AIM OF THE EXERCISE:
The records below must be copied out completely and exactly.

:: LISTED RECORDS

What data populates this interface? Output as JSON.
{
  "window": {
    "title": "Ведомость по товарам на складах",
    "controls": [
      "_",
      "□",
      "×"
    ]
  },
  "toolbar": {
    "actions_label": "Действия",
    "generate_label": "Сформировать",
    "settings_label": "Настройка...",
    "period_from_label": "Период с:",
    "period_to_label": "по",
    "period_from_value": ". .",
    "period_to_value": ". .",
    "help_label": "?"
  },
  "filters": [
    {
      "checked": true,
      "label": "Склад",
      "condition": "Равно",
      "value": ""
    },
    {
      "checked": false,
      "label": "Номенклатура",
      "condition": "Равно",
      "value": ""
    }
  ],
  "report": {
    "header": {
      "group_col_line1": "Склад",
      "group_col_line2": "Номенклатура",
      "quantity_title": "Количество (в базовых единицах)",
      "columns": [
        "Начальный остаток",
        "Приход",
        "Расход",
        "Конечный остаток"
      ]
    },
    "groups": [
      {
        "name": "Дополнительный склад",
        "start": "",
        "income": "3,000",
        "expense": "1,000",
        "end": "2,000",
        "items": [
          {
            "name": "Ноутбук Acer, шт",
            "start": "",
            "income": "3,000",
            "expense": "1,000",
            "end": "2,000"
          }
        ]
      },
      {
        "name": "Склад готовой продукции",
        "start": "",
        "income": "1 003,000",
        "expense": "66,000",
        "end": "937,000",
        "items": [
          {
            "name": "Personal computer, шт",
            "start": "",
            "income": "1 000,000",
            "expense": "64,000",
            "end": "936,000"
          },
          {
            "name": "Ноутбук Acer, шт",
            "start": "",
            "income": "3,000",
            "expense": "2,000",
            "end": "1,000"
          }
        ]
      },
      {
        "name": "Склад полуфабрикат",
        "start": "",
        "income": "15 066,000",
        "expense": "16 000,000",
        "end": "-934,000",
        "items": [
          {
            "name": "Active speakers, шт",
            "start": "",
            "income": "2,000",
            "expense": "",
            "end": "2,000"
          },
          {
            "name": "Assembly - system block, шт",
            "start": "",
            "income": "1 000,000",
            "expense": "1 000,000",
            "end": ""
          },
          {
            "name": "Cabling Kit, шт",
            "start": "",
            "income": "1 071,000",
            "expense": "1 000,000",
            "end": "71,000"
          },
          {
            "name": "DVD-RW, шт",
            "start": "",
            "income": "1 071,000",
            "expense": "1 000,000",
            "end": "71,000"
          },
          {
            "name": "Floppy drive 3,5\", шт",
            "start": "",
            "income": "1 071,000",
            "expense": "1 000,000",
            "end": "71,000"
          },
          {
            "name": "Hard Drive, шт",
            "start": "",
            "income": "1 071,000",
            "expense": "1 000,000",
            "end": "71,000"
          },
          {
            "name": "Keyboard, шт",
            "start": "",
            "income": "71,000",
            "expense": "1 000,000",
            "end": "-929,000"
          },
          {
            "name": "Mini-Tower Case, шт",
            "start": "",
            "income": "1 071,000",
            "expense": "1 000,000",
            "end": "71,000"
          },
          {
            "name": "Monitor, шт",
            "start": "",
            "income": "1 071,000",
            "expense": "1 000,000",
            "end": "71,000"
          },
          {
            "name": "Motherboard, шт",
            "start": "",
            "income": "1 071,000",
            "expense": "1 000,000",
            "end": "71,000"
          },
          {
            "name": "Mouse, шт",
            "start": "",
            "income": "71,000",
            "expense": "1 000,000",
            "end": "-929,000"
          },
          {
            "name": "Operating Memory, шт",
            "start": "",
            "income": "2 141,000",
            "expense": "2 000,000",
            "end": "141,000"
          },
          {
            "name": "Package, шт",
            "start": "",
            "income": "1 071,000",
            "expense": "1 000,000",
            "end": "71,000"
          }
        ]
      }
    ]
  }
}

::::

ANSWER FOR THE TASK:
What data populates this interface? Output as JSON.
{
  "window": {
    "title": "Ведомость по товарам на складах",
    "controls": [
      "_",
      "□",
      "×"
    ]
  },
  "toolbar": {
    "actions_label": "Действия",
    "generate_label": "Сформировать",
    "settings_label": "Настройка...",
    "period_from_label": "Период с:",
    "period_to_label": "по",
    "period_from_value": ". .",
    "period_to_value": ". .",
    "help_label": "?"
  },
  "filters": [
    {
      "checked": true,
      "label": "Склад",
      "condition": "Равно",
      "value": ""
    },
    {
      "checked": false,
      "label": "Номенклатура",
      "condition": "Равно",
      "value": ""
    }
  ],
  "report": {
    "header": {
      "group_col_line1": "Склад",
      "group_col_line2": "Номенклатура",
      "quantity_title": "Количество (в базовых единицах)",
      "columns": [
        "Начальный остаток",
        "Приход",
        "Расход",
        "Конечный остаток"
      ]
    },
    "groups": [
      {
        "name": "Дополнительный склад",
        "start": "",
        "income": "3,000",
        "expense": "1,000",
        "end": "2,000",
        "items": [
          {
            "name": "Ноутбук Acer, шт",
            "start": "",
            "income": "3,000",
            "expense": "1,000",
            "end": "2,000"
          }
        ]
      },
      {
        "name": "Склад готовой продукции",
        "start": "",
        "income": "1 003,000",
        "expense": "66,000",
        "end": "937,000",
        "items": [
          {
            "name": "Personal computer, шт",
            "start": "",
            "income": "1 000,000",
            "expense": "64,000",
            "end": "936,000"
          },
          {
            "name": "Ноутбук Acer, шт",
            "start": "",
            "income": "3,000",
            "expense": "2,000",
            "end": "1,000"
          }
        ]
      },
      {
        "name": "Склад полуфабрикат",
        "start": "",
        "income": "15 066,000",
        "expense": "16 000,000",
        "end": "-934,000",
        "items": [
          {
            "name": "Active speakers, шт",
            "start": "",
            "income": "2,000",
            "expense": "",
            "end": "2,000"
          },
          {
            "name": "Assembly - system block, шт",
            "start": "",
            "income": "1 000,000",
            "expense": "1 000,000",
            "end": ""
          },
          {
            "name": "Cabling Kit, шт",
            "start": "",
            "income": "1 071,000",
            "expense": "1 000,000",
            "end": "71,000"
          },
          {
            "name": "DVD-RW, шт",
            "start": "",
            "income": "1 071,000",
            "expense": "1 000,000",
            "end": "71,000"
          },
          {
            "name": "Floppy drive 3,5\", шт",
            "start": "",
            "income": "1 071,000",
            "expense": "1 000,000",
            "end": "71,000"
          },
          {
            "name": "Hard Drive, шт",
            "start": "",
            "income": "1 071,000",
            "expense": "1 000,000",
            "end": "71,000"
          },
          {
            "name": "Keyboard, шт",
            "start": "",
            "income": "71,000",
            "expense": "1 000,000",
            "end": "-929,000"
          },
          {
            "name": "Mini-Tower Case, шт",
            "start": "",
            "income": "1 071,000",
            "expense": "1 000,000",
            "end": "71,000"
          },
          {
            "name": "Monitor, шт",
            "start": "",
            "income": "1 071,000",
            "expense": "1 000,000",
            "end": "71,000"
          },
          {
            "name": "Motherboard, шт",
            "start": "",
            "income": "1 071,000",
            "expense": "1 000,000",
            "end": "71,000"
          },
          {
            "name": "Mouse, шт",
            "start": "",
            "income": "71,000",
            "expense": "1 000,000",
            "end": "-929,000"
          },
          {
            "name": "Operating Memory, шт",
            "start": "",
            "income": "2 141,000",
            "expense": "2 000,000",
            "end": "141,000"
          },
          {
            "name": "Package, шт",
            "start": "",
            "income": "1 071,000",
            "expense": "1 000,000",
            "end": "71,000"
          }
        ]
      }
    ]
  }
}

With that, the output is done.